‘Веселого Різдва’ Veseloho Rizdva (Merry Christmas)!

Maidan Nezalezhnosti

Fiona from Philippines

“In Philippines people celebrate Christmas for as long as possible. The main Christmas celebration starts on 16th December, as it’s the only Asian country with so many Christians, Christmas is one of the most essential holidays there. Christmas Eve is very important in the Philippines. Many people stay awake all night until Christmas day! During Christmas Eve evening, Christians go to church to hear the last ‘simbang gabi’ or the Christmas Eve mass. This is followed by a midnight feast, called Noche Buena. Christmas customs in the Philippines are a mixture of western and native Filipino traditions.”

Maligayang Pasko!

Tangub city

Hakeembee Bello from Nigeria

“Christmas in Nigeria is a family and friends reunion which is accompanied by various visits and eating and there are Christmas decorations, fireworks everywhere until the New Year. The celebration starts with church service, which usually distributes chicken and rice to the less privileged under the service. The most famous meat consumed in Nigeria during Christmas is chicken and also turkey sometimes. The most famous food is rice, which comes with two recipes: fried rice and jollof rice”.

Barka da Kirsimati

Christmas in Nigeria

Georgeta from Moldova

-“People from Moldova are very religious, therefore Christmas is a big celebrated holiday in my country. Usually, they go to the church in the morning and after that, they meet with their parents, godparents and family friends for a delicious and sumptuous dinner. The food plays a very important role in this holiday. On the table, you would see our Moldovian traditional dishes such racitura (a cold soup that is made out of pork or chicken), Cusma lui Guguta (a delicious dessert made out of crepes), mamaliga etc. On Christmas Eve the children dress up in the Moldavian traditional clothes and go to the houses from their neighborhood singing Christmas carols and getting back treats.”

Christmas in Moldova

Meline from Armenia

-“In Armenia we celebrate Christmas on January 6th, I point this, because in most countries it is being celebrated on 24th of December, mostly  Catholic churches, or January 7th for Orthodox churches like in Georgia, Russia, Etiopia and so on. Most of the people, mainly religious ones, fast in the week before Christmas. The national Christmas meals often includes dishes such as rice, fish, nevik ‘նուիկ’ (green chard and chick peas) and yogurt/wheat soup called tanabur ‘թանապուր’. Desserts include dried fruits and nuts, rojik (whole shelled walnuts threaded on a string and encased in grape jelly), bastukh (a paper-like dessert made of grape jelly, cornstarch and flour)Anooshaboor (Christmas Pudding)”.

In Armenian Happy/Merry Christmas is Shnorhavor Amanor yev Surb Tznund (Շնորհավոր Ամանոր և Սուրբ Ծնունդ) (which means ‘Congratulations for the Holy Birth’)

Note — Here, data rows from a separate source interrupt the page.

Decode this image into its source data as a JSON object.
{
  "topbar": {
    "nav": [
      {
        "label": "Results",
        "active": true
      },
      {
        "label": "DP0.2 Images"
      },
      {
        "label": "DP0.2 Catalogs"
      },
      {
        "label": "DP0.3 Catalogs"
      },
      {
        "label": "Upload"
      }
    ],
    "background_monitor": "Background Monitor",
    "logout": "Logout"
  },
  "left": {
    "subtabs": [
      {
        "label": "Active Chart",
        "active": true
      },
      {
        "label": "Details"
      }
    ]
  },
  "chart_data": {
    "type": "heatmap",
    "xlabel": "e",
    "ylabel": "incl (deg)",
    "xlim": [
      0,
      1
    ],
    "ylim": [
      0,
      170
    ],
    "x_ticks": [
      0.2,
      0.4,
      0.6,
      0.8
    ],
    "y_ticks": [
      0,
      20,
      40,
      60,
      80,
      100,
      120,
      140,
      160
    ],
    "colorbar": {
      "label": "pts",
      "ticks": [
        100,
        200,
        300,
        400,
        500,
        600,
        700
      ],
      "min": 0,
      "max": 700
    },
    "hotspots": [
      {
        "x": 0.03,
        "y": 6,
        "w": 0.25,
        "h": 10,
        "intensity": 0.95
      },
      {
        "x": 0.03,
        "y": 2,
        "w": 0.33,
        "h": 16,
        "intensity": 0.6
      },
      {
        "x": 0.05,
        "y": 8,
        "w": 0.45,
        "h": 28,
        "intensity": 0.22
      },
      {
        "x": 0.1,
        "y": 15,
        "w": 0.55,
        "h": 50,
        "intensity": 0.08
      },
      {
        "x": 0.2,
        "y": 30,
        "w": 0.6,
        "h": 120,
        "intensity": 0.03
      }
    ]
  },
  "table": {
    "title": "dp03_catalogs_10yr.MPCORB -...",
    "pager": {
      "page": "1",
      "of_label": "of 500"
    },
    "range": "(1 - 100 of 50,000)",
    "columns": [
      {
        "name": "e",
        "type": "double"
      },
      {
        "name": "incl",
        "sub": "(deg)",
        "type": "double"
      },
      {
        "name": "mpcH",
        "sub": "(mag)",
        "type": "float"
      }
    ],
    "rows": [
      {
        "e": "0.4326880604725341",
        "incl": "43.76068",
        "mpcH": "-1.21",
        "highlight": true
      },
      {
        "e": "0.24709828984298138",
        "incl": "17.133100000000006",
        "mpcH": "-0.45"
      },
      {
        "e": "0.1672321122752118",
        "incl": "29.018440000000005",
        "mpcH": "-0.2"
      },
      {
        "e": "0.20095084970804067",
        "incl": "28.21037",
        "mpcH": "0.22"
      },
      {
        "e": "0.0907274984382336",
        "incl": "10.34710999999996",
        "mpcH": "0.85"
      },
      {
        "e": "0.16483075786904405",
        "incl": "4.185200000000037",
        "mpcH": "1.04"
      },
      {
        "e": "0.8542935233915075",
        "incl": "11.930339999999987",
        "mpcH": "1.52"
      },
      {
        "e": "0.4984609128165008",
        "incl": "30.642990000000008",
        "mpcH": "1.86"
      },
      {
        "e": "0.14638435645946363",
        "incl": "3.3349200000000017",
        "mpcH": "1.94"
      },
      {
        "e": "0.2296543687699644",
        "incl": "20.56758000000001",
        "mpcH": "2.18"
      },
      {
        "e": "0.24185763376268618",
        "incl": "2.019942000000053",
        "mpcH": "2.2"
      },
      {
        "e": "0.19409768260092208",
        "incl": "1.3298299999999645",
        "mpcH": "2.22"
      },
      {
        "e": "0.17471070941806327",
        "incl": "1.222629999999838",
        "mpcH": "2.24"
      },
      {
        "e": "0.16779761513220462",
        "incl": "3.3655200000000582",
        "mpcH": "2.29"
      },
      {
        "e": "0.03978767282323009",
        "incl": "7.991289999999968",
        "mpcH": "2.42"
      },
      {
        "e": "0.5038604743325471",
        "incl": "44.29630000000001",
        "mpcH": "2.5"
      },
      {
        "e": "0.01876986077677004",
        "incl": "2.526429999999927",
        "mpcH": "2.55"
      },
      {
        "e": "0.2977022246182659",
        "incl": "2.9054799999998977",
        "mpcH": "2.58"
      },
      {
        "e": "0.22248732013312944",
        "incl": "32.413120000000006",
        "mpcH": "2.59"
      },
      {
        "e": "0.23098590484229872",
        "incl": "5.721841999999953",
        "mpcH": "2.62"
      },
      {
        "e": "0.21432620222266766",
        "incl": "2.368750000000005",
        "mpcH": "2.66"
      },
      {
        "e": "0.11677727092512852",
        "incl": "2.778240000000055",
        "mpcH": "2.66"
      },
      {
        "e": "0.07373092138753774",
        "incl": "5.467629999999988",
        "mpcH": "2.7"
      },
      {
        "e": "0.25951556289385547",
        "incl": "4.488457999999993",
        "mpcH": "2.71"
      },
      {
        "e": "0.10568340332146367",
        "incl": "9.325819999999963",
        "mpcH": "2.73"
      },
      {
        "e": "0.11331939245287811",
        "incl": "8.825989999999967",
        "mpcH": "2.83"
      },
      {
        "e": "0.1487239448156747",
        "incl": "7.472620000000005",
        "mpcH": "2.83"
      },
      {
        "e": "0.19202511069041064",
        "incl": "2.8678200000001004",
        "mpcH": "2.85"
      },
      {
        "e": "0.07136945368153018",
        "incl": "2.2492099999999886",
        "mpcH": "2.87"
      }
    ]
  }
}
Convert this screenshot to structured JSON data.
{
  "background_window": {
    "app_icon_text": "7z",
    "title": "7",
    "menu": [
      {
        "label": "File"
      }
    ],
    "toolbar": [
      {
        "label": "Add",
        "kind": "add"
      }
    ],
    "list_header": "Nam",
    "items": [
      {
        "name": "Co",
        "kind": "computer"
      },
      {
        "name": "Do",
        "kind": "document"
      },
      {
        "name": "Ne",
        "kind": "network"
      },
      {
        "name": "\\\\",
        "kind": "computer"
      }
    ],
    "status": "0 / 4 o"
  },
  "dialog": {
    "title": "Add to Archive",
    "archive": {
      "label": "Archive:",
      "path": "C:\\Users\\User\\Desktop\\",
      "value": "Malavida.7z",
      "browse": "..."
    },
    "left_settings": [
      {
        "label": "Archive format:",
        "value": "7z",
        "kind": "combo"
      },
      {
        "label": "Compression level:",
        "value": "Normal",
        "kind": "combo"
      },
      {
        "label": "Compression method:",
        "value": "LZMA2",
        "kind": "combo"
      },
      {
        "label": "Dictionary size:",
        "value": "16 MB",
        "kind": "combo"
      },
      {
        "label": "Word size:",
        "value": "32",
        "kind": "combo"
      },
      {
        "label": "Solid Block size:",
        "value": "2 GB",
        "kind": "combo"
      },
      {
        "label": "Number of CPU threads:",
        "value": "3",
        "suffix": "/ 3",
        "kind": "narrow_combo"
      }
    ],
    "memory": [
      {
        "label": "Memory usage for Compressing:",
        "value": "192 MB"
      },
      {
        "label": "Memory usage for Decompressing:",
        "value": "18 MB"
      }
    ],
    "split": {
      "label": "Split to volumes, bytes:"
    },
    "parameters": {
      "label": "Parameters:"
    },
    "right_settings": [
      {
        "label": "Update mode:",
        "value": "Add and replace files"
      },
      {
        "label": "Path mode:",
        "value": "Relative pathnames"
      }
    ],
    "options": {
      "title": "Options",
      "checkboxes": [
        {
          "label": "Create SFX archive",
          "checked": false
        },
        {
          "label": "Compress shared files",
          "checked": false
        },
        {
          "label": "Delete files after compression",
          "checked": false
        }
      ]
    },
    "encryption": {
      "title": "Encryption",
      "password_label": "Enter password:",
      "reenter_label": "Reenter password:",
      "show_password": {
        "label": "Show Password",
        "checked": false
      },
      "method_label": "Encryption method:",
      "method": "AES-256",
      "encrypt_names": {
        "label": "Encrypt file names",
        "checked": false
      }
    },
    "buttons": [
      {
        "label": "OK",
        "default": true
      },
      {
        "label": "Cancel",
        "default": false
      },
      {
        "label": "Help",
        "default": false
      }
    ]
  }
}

Christmas in Yerevan

So, we, International Student Ambassadors, wish you happy holidays and Merry Christmas!

Häid pühi!

Meline Avagyan

MA in Democracy and Governance